Etymology[edit]

From Middle English, from Latin mūtuum (loan), neuter substantive of mūtuus (borrowed, lent).

Noun[edit]

mutuum (plural mutuums or mutua)

  1. a loan in Roman and civil law of fungible things to be restored in similar property of the same quantity and quality
  2. a contract in which movables are so loaned
  3. a loan for consumption

Latin[edit]

Etymology 1[edit]

Substantive of mūtuus (borrowed, lent).

Noun[edit]

mūtuum n (genitive mūtuī); second declension

  1. loan
  2. accusative singular of mūtuum
  3. vocative singular of mūtuum
Inflection[edit]

Second declension.

Case Singular Plural
nominative mūtuum mūtua
genitive mūtuī mūtuōrum
dative mūtuō mūtuīs
accusative mūtuum mūtua
ablative mūtuō mūtuīs
vocative mūtuum mūtua
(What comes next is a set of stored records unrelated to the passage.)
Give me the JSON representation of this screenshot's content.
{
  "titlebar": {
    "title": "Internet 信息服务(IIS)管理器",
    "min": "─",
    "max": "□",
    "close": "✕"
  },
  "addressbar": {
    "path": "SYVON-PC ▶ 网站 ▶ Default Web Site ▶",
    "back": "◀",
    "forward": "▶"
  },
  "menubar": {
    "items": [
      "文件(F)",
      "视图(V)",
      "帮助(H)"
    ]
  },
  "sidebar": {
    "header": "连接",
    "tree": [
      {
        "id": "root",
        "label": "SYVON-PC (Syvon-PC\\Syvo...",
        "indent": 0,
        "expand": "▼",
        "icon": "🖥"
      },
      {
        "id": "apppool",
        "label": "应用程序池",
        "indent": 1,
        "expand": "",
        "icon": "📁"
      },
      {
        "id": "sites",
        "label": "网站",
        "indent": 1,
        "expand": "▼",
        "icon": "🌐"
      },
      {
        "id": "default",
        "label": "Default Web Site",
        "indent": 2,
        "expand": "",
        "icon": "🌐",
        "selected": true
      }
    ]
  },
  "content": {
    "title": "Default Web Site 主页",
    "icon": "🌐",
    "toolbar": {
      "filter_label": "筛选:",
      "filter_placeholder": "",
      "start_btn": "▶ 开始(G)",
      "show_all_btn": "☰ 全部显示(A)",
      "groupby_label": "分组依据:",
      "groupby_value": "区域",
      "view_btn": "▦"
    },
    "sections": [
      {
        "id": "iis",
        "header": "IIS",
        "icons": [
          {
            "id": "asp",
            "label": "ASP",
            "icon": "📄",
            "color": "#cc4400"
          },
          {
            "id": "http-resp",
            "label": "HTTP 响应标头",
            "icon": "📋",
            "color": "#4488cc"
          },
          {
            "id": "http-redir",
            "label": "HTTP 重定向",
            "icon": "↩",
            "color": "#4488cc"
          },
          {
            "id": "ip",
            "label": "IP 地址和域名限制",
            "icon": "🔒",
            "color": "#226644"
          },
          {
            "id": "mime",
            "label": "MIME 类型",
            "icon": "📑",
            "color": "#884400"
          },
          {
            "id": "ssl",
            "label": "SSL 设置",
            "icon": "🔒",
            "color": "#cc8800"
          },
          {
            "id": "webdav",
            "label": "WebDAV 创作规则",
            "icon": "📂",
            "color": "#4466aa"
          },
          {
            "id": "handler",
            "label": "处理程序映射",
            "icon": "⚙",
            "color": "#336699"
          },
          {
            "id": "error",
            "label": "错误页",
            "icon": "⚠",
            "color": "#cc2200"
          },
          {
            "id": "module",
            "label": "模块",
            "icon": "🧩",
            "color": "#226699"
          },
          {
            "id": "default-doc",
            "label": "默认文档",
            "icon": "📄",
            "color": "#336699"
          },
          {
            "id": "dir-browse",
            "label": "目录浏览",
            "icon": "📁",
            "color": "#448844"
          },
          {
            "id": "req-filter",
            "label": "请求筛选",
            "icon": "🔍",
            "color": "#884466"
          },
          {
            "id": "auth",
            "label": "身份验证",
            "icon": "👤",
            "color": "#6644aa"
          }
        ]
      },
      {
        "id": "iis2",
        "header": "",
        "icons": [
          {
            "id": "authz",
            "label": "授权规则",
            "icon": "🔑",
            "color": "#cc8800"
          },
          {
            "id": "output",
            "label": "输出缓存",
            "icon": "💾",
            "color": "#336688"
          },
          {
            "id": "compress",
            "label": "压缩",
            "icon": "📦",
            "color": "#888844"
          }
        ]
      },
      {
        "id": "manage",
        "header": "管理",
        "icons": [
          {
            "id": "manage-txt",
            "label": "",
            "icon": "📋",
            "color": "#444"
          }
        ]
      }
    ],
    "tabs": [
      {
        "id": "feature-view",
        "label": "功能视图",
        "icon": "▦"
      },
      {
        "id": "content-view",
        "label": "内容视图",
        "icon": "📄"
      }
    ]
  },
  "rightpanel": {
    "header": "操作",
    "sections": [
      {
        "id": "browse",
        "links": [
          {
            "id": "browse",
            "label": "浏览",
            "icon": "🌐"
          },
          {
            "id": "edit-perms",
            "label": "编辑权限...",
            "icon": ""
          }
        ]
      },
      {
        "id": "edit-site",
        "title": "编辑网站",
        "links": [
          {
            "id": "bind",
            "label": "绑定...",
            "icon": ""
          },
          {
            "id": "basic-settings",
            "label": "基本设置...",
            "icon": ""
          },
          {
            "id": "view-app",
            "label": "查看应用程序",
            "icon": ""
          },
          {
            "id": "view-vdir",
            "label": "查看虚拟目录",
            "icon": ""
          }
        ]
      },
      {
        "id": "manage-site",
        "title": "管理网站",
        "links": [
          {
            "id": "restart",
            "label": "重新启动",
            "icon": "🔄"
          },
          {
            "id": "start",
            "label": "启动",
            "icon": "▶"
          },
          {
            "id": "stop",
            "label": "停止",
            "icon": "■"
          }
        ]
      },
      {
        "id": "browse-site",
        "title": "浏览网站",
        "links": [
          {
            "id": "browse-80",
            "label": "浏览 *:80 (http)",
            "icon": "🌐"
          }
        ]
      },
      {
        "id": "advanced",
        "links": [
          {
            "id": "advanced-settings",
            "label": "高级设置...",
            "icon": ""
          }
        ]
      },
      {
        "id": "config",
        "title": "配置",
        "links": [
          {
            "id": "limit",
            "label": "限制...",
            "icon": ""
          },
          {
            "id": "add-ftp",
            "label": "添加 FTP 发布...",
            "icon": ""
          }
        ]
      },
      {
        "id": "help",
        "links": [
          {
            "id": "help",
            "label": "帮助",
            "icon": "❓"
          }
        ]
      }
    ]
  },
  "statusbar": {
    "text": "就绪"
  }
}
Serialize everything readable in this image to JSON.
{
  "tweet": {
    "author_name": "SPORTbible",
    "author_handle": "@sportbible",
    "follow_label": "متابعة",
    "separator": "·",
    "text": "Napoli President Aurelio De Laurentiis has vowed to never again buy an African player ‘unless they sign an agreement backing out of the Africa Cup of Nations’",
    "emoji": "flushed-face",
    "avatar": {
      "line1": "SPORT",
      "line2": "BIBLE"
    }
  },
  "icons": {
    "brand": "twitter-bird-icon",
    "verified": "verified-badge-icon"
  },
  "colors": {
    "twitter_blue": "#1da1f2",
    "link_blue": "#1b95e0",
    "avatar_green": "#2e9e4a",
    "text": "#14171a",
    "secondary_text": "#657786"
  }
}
Etymology 2[edit]

Inflection form of mūtuus (borrowed, lent).

Adjective[edit]

mūtuum

  1. nominative neuter singular of mūtuus
  2. accusative masculine singular of mūtuus
  3. accusative neuter singular of mūtuus
  4. vocative neuter singular of mūtuus

References[edit]

  • du Cange, Charles (1883), “mutuum”, in G. A. Louis Henschel, Pierre Carpentier, Léopold Favre, editors, Glossarium Mediæ et Infimæ Latinitatis (in Latin), Niort: L. Favre
  • mutuum in Harry Thurston Peck, editor (1898) Harper's Dictionary of Classical Antiquities, New York: Harper & Brothers
  • mutuum in William Smith et al., editor (1890) A Dictionary of Greek and Roman Antiquities, London: William Wayte. G. E. Marindin